▸ Exercise directions
Copy the data word for word, keeping every line.

▸ Stored data
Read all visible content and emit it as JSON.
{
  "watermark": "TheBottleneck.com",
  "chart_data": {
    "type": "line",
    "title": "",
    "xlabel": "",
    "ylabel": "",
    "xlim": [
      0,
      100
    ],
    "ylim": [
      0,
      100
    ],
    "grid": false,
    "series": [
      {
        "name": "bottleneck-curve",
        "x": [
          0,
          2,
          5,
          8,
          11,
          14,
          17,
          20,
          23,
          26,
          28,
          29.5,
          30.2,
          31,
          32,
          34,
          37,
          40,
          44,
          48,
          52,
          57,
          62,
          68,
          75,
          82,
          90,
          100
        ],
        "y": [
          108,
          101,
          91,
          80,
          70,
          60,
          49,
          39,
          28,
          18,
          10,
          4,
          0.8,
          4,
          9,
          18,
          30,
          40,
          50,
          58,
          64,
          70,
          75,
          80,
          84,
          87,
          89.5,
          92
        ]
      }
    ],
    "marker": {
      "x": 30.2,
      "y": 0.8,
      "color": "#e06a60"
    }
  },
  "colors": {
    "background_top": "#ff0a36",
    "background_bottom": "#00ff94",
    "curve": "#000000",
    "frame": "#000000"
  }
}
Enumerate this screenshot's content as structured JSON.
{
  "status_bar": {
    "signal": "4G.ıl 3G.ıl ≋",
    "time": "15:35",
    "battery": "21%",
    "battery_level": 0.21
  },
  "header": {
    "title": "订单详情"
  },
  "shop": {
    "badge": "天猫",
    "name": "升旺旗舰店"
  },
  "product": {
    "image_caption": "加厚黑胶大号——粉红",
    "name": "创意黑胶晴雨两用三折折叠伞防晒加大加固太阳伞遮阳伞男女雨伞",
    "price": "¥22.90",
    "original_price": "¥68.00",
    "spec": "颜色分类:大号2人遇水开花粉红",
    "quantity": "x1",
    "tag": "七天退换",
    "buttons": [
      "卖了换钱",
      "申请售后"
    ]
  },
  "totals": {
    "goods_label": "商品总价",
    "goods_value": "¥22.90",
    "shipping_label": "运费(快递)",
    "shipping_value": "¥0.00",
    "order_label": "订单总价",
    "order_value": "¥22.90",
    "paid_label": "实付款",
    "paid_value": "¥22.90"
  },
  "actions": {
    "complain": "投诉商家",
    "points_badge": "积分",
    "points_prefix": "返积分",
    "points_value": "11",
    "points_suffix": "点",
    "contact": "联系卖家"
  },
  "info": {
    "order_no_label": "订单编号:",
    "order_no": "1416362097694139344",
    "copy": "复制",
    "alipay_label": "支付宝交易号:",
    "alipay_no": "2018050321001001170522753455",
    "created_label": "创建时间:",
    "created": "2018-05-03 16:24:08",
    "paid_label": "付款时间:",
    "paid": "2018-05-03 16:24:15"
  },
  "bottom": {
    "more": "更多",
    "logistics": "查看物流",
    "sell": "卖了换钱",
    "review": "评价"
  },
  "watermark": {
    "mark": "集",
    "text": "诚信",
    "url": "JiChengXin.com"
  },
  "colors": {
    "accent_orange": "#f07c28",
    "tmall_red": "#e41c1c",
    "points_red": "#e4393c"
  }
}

▸ Written reply
Read all visible content and emit it as JSON.
{
  "watermark": "TheBottleneck.com",
  "chart_data": {
    "type": "line",
    "title": "",
    "xlabel": "",
    "ylabel": "",
    "xlim": [
      0,
      100
    ],
    "ylim": [
      0,
      100
    ],
    "grid": false,
    "series": [
      {
        "name": "bottleneck-curve",
        "x": [
          0,
          2,
          5,
          8,
          11,
          14,
          17,
          20,
          23,
          26,
          28,
          29.5,
          30.2,
          31,
          32,
          34,
          37,
          40,
          44,
          48,
          52,
          57,
          62,
          68,
          75,
          82,
          90,
          100
        ],
        "y": [
          108,
          101,
          91,
          80,
          70,
          60,
          49,
          39,
          28,
          18,
          10,
          4,
          0.8,
          4,
          9,
          18,
          30,
          40,
          50,
          58,
          64,
          70,
          75,
          80,
          84,
          87,
          89.5,
          92
        ]
      }
    ],
    "marker": {
      "x": 30.2,
      "y": 0.8,
      "color": "#e06a60"
    }
  },
  "colors": {
    "background_top": "#ff0a36",
    "background_bottom": "#00ff94",
    "curve": "#000000",
    "frame": "#000000"
  }
}
Enumerate this screenshot's content as structured JSON.
{
  "status_bar": {
    "signal": "4G.ıl 3G.ıl ≋",
    "time": "15:35",
    "battery": "21%",
    "battery_level": 0.21
  },
  "header": {
    "title": "订单详情"
  },
  "shop": {
    "badge": "天猫",
    "name": "升旺旗舰店"
  },
  "product": {
    "image_caption": "加厚黑胶大号——粉红",
    "name": "创意黑胶晴雨两用三折折叠伞防晒加大加固太阳伞遮阳伞男女雨伞",
    "price": "¥22.90",
    "original_price": "¥68.00",
    "spec": "颜色分类:大号2人遇水开花粉红",
    "quantity": "x1",
    "tag": "七天退换",
    "buttons": [
      "卖了换钱",
      "申请售后"
    ]
  },
  "totals": {
    "goods_label": "商品总价",
    "goods_value": "¥22.90",
    "shipping_label": "运费(快递)",
    "shipping_value": "¥0.00",
    "order_label": "订单总价",
    "order_value": "¥22.90",
    "paid_label": "实付款",
    "paid_value": "¥22.90"
  },
  "actions": {
    "complain": "投诉商家",
    "points_badge": "积分",
    "points_prefix": "返积分",
    "points_value": "11",
    "points_suffix": "点",
    "contact": "联系卖家"
  },
  "info": {
    "order_no_label": "订单编号:",
    "order_no": "1416362097694139344",
    "copy": "复制",
    "alipay_label": "支付宝交易号:",
    "alipay_no": "2018050321001001170522753455",
    "created_label": "创建时间:",
    "created": "2018-05-03 16:24:08",
    "paid_label": "付款时间:",
    "paid": "2018-05-03 16:24:15"
  },
  "bottom": {
    "more": "更多",
    "logistics": "查看物流",
    "sell": "卖了换钱",
    "review": "评价"
  },
  "watermark": {
    "mark": "集",
    "text": "诚信",
    "url": "JiChengXin.com"
  },
  "colors": {
    "accent_orange": "#f07c28",
    "tmall_red": "#e41c1c",
    "points_red": "#e4393c"
  }
}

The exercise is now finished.